EGU General Assembly 2022
© Author(s) 2022. This work is distributed under
the Creative Commons Attribution 4.0 License.

Assessing the role of floodplain topography in enhancing cutoff formation on meandering rivers

Joshua Ahmed and Adriana Skrzypczynska
Joshua Ahmed and Adriana Skrzypczynska
  • University of Hull, Energy and Environment Institute, Hull, United Kingdom of Great Britain – England, Scotland, Wales (

Cutoffs represent an intrinsic process by which meandering rivers regulate their sinuosity through time. Meanders can be terminated by one of two distinct mechanisms: neck cutoff occurs when two meanders migrate into one another; chute cutoff occurs where a shorter, steeper bypass channel is incised across the floodplain between two bends. The latter process can be influenced by a number of factors including floodplain roughness and lithology, in-channel obstructions, and the propensity for the channel to generate overbank flows. Contrastingly, neck cutoff is controlled by lateral channel migration and the hyporheic conditions within the bend. Here we explore the role of antecedent floodplain topography in promoting the development of meander cutoff using a combination of optical and topographic timelapse imagery. We observe that both neck and chute cutoff formation is enhanced by pre-existing floodplain depressions originating from meander migration, floodplain channels, and historic cutoffs. These observations suggest that rivers with greater floodplain complexity – particularly with respect to relief – may experience greater cutoff frequencies, thus impacting channel evolution, and concomitant sediment and nutrient cycling.
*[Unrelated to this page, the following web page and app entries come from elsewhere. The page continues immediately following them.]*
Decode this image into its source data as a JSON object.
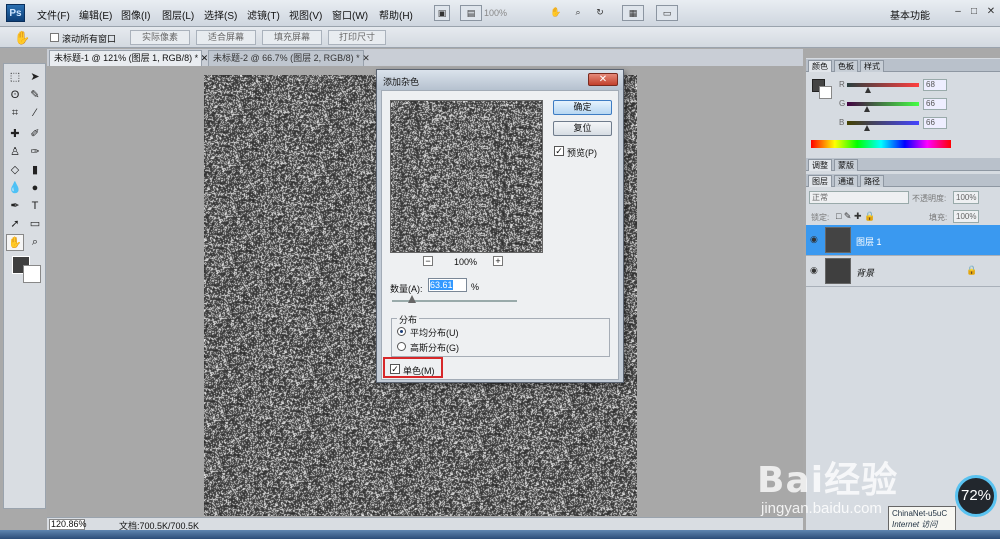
{
  "menubar": {
    "logo": "Ps",
    "items": [
      "文件(F)",
      "编辑(E)",
      "图像(I)",
      "图层(L)",
      "选择(S)",
      "滤镜(T)",
      "视图(V)",
      "窗口(W)",
      "帮助(H)"
    ],
    "zoom": "100%",
    "workspace": "基本功能"
  },
  "options": {
    "scroll_all": "滚动所有窗口",
    "buttons": [
      "实际像素",
      "适合屏幕",
      "填充屏幕",
      "打印尺寸"
    ]
  },
  "tabs": [
    "未标题-1 @ 121% (图层 1, RGB/8) *",
    "未标题-2 @ 66.7% (图层 2, RGB/8) *"
  ],
  "dialog": {
    "title": "添加杂色",
    "ok": "确定",
    "reset": "复位",
    "preview_label": "预览(P)",
    "preview_zoom": "100%",
    "amount_label": "数量(A):",
    "amount_value": "63.61",
    "amount_unit": "%",
    "amount_level": 0.16,
    "distribution_label": "分布",
    "uniform": "平均分布(U)",
    "gaussian": "高斯分布(G)",
    "monochromatic": "单色(M)"
  },
  "color_panel": {
    "tabs": [
      "颜色",
      "色板",
      "样式"
    ],
    "values": [
      "68",
      "66",
      "66"
    ],
    "channels": [
      "R",
      "G",
      "B"
    ]
  },
  "adjust_tabs": [
    "调整",
    "蒙版"
  ],
  "layers_panel": {
    "tabs": [
      "图层",
      "通道",
      "路径"
    ],
    "blend_mode": "正常",
    "opacity_label": "不透明度:",
    "opacity": "100%",
    "lock_label": "锁定:",
    "fill_label": "填充:",
    "fill": "100%",
    "layers": [
      "图层 1",
      "背景"
    ]
  },
  "status": {
    "zoom": "120.86%",
    "doc": "文档:700.5K/700.5K"
  },
  "watermark": {
    "logo": "Bai经验",
    "url": "jingyan.baidu.com"
  },
  "tooltip": {
    "line1": "ChinaNet-u5uC",
    "line2": "Internet 访问"
  },
  "perf": "72%"
}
How to cite: Ahmed, J. and Skrzypczynska, A.: Assessing the role of floodplain topography in enhancing cutoff formation on meandering rivers, EGU General Assembly 2022, Vienna, Austria, 23–27 May 2022, EGU22-11741,, 2022.